TASK DETAILS: From the entries below, give the number of lines where the word "like" occurs, and nothing else.

Data records for software interfaces:

┄┄┄┄┄┄┄┄┄┄┄┄┄┄┄┄┄┄┄┄

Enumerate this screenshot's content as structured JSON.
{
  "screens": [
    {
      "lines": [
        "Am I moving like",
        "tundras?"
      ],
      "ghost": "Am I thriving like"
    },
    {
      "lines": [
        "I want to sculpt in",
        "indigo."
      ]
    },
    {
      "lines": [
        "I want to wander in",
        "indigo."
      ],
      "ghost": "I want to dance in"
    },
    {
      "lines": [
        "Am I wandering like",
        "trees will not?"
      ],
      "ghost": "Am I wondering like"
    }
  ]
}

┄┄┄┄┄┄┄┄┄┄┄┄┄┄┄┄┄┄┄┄

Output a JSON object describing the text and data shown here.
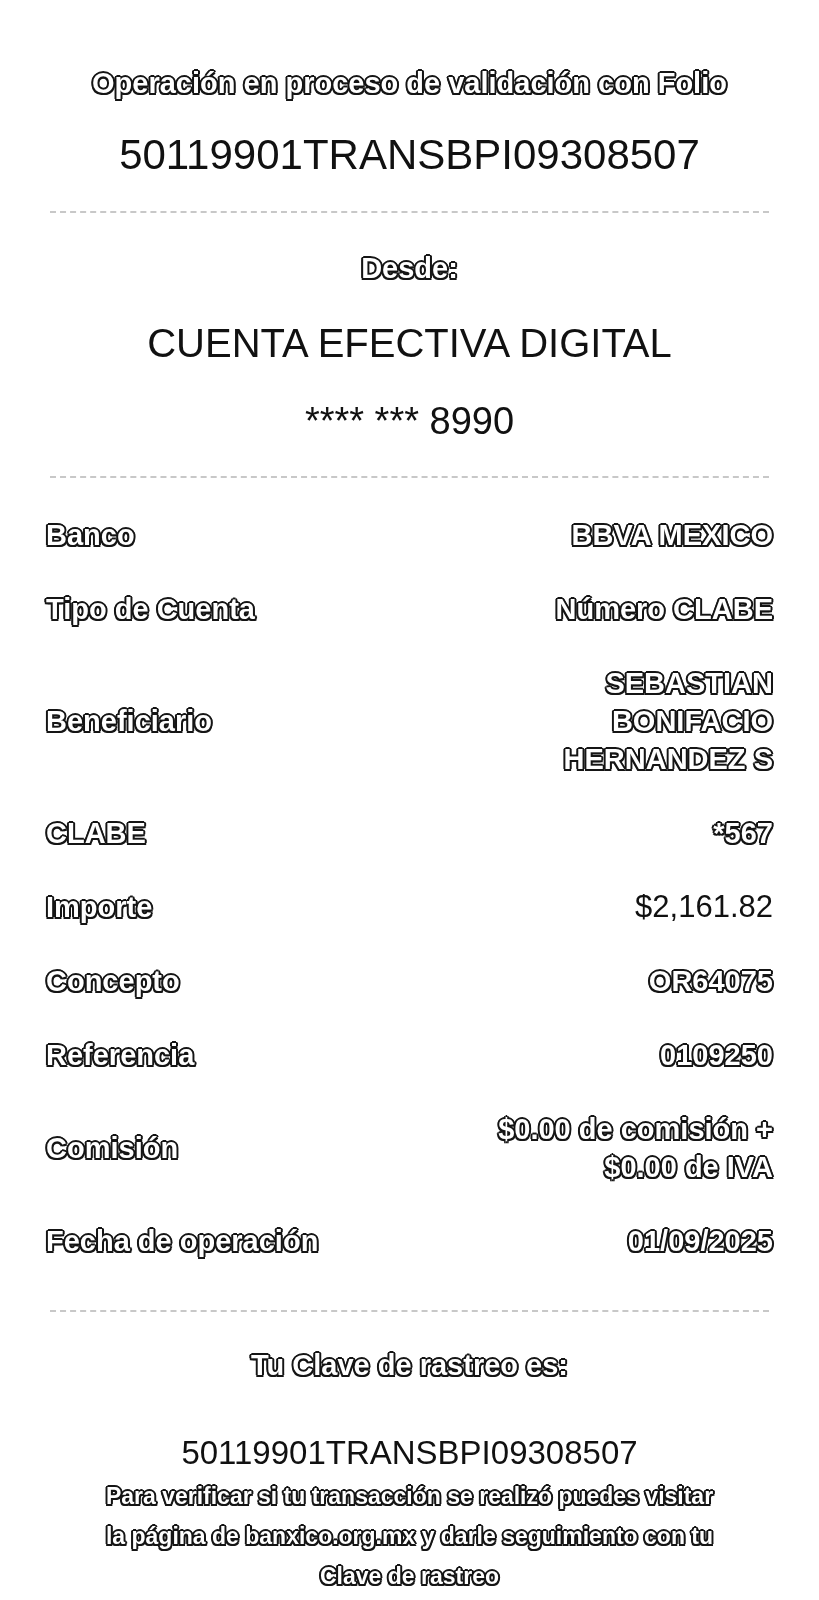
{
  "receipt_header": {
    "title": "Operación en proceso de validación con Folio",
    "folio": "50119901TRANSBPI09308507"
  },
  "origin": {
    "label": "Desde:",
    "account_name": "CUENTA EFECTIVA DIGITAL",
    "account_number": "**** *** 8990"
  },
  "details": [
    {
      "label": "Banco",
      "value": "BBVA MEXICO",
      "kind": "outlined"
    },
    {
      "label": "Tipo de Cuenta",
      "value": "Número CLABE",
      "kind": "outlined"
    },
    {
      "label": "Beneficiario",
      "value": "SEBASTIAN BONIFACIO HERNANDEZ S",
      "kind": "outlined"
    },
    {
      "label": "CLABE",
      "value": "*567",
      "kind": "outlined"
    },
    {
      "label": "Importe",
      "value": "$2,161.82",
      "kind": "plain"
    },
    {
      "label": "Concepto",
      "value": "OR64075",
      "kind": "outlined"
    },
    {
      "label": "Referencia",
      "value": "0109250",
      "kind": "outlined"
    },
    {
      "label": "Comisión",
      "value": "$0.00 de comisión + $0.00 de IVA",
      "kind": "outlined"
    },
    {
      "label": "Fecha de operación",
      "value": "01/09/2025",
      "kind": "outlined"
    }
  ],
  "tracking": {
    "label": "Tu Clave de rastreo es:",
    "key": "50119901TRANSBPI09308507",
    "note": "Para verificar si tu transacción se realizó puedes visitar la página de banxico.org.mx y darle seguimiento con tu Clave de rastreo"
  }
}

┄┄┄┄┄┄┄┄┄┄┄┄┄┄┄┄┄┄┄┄

YOUR RESPONSE: 4